Sunday, March 04, 2007

Capsule reviews

  • Hot Wax Zombies on Wheels: There is a level of camp that goes beyond groans and eyerolling straight into actual physical pain, and this movie finds that level and then descends further. A new waxing parlor menaces a small town and turns good townspeople into "ravenous, hairless, horndog zombies." No people eating or rotting undead in this one, but there are plenty of farm animal sound effects and shrieking scenery chewing.

  • The Grapes of Death: A lovely young woman runs screaming through gorgeous, misty French countryside for most of the film. Experimental pesticides have infected local wine production, and anyone drinking the tainted alcohol (and in France, that's everyone) zombifies violently. It's a slow movie, with atypical and occasionally conflicting zombie behavior. The plot, though, is among my favorites (besides zombies, another of my passionate hobbies is wine appreciation).

  • Feeding the Masses: This is a bad, bad movie. I'm going to tell you some things it does well, but please don't forget that it's fundamentally a painful film. Now, when communication majors make a zombie movie, it's natural that they'll be curious about how an undead epidemic affects the news media. Some of the exploration here is interesting-- if being in the right place at the right time could launch Diane Swayer and Ted Koppel, then ambitious young newscasters will quite understandably risk their lives to report from the center of the zombie outbreak.
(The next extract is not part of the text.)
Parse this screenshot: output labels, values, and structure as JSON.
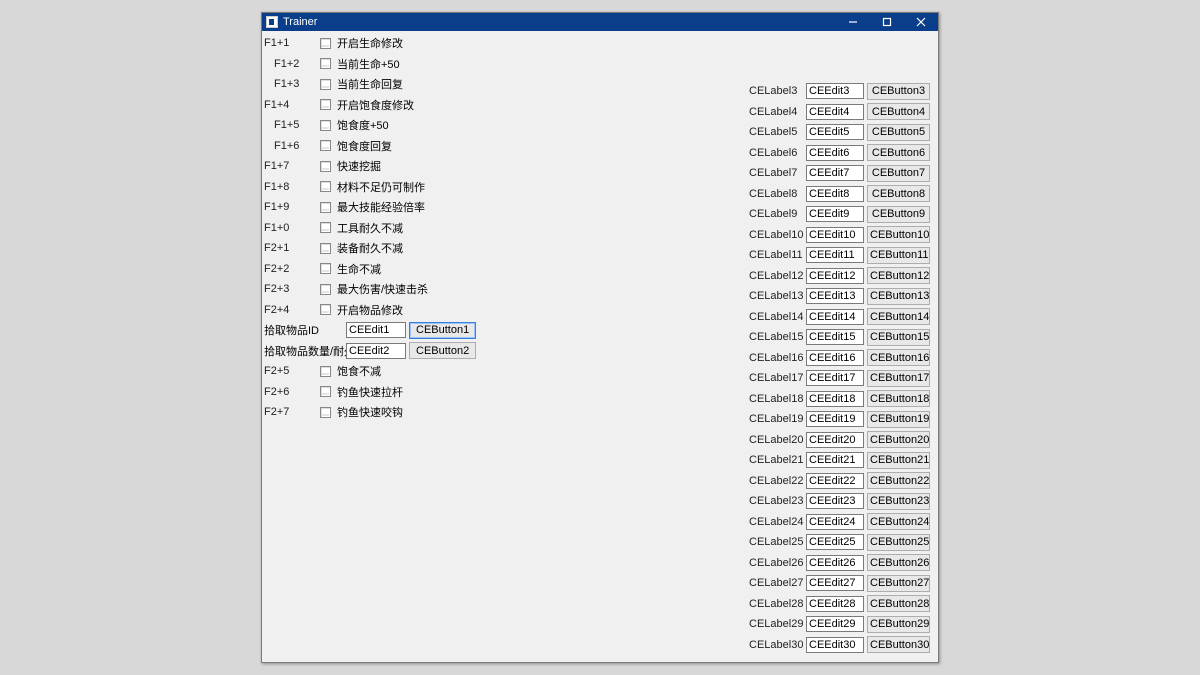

There's also a creepy little strip club scene in which a young soldier conflates his lust for a girl with lust for killing-- it's not a well done scene, but the concept is sound.

  • Raiders of the Living Dead: There was a kid who made a death laser. There were some cars and an island. It hurt. It hurt so bad.

  • Zombiez: Billed as an urban zombie film, I felt cheated by how much of it took place in the woods. Sometimes there was a factory, though. I don't know how the zombies were made, or why they attacked people with sickles and butcher knives, or why the lead character thought she'd find her husband in the forest when he'd been abducted from their city apartment, or who that big bad guy was she tussled with at the end. I do know that if asked to recommend a zombie movie that (more or less) thoughtfully evokes likely issues of zombie infection in America's inner cities, I'm going to name Hood of the Living Dead.

  • Shadow: Dead Riot: It's always a pleasure to see Tony Todd do his thing. He plays Shadow, a sort of necromancer whose execution in prison was merely the prelude to his zombie-based invasion decades later, when a tough girl with a mysterious connection to Shadow is sentenced to the same prison. Did I mention it's a women's prison now? Yep: Tony Todd, zombies, women's prison, even a zombie baby. You already know if you're gonna like this or not.